“We are methodically implementing operational improvements to drive our business and are encouraged by the progress we’ve made since last quarter, particularly in margin which contributed to improvement in our bottom-line performance,” stated Brad Dickerson, Chief Executive Officer, Blue Apron Holdings, Inc. “Our top priority remains continuing to drive operational efficiencies that will propel significant improvement in our net loss and adjusted EBITDA in 2018. We also believe there are extensive opportunities to diversify and evolve the business in new ways to expand our reach and deepen our engagement with customers and we are sharpening our focus on these windows of opportunity.”

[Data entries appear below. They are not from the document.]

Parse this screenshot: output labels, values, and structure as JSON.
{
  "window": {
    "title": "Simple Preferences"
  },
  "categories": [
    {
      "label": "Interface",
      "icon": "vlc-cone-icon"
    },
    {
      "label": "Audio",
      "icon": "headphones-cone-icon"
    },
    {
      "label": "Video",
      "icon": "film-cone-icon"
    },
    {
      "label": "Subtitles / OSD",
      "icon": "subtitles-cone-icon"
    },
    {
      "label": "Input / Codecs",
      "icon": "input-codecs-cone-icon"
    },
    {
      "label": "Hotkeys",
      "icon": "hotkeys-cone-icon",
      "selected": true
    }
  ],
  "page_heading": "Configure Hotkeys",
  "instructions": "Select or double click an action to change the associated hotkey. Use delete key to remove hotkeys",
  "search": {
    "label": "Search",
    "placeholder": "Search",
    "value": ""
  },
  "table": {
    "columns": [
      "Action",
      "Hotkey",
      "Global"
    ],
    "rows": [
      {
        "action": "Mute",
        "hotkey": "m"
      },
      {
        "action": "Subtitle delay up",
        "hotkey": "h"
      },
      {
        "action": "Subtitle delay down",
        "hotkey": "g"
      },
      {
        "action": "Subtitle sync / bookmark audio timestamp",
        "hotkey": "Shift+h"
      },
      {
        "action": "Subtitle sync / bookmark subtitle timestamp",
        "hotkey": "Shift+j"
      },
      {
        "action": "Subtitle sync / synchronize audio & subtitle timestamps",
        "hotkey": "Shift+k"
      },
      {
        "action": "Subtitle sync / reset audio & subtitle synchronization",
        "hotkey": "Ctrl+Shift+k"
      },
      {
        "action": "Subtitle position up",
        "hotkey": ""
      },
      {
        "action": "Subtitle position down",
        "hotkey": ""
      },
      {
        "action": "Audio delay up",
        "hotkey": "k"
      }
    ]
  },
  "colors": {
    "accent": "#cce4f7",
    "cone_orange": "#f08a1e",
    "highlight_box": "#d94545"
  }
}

Blue Apron has been struggling to overcome operational issues that have dragged its stock down more than 66 percent since it started trading in late June. Shares have slipped from $11 to just under $4 during that period.
As Blue Apron has faltered, competition to sell meal kits has grown. Everyone from Walmart to Kroger to convenience stores are now offering meal kits.
In the fourth quarter, average revenue per customer at Blue Apron rose to $248 from $245 in the third quarter and $246 a year earlier. Revenue was $187.7 million, down 13 percent. Net loss was $39.1 million and diluted loss per share was 20 cents.
The meal kit company said increased automation bolstered has productivity in its New Jersey fulfillment center and brought it in-line with its counterparts in California and Texas.